:: EXERCISE ::
Work through the data and report how many lines include the string "image", giving the number alone.

*** EXERCISE INPUT

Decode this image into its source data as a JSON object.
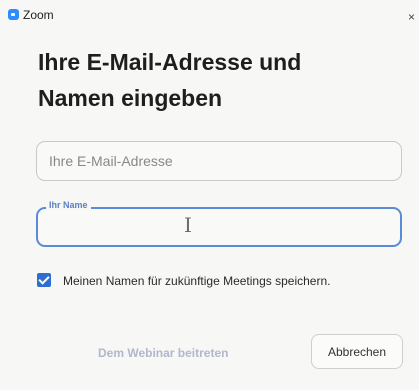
{
  "window": {
    "app_title": "Zoom",
    "close_label": "×"
  },
  "heading": {
    "line1": "Ihre E-Mail-Adresse und",
    "line2": "Namen eingeben"
  },
  "email": {
    "placeholder": "Ihre E-Mail-Adresse",
    "value": ""
  },
  "name": {
    "label": "Ihr Name",
    "value": ""
  },
  "remember": {
    "checked": true,
    "label": "Meinen Namen für zukünftige Meetings speichern."
  },
  "buttons": {
    "join_label": "Dem Webinar beitreten",
    "cancel_label": "Abbrechen"
  },
  "colors": {
    "accent": "#2d8cff",
    "focus_border": "#5b8bd6",
    "checkbox": "#2d6fd1",
    "disabled_text": "#b0b8cc"
  },
  "icons": {
    "app": "zoom-logo-icon",
    "cursor": "text-cursor-icon",
    "checkbox": "checkmark-icon"
  }
}
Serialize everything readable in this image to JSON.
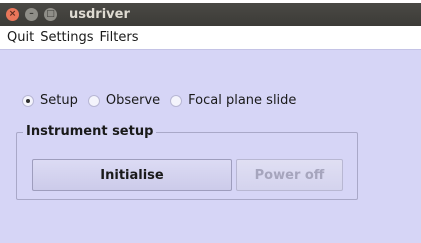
{
  "window": {
    "title": "usdriver"
  },
  "menubar": {
    "items": [
      "Quit",
      "Settings",
      "Filters"
    ]
  },
  "mode": {
    "options": [
      "Setup",
      "Observe",
      "Focal plane slide"
    ],
    "selected": "Setup"
  },
  "instrument_setup": {
    "title": "Instrument setup",
    "initialise_label": "Initialise",
    "power_off_label": "Power off",
    "power_off_enabled": false
  }
}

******

:: OUTPUT FOR THIS EXERCISE ::
2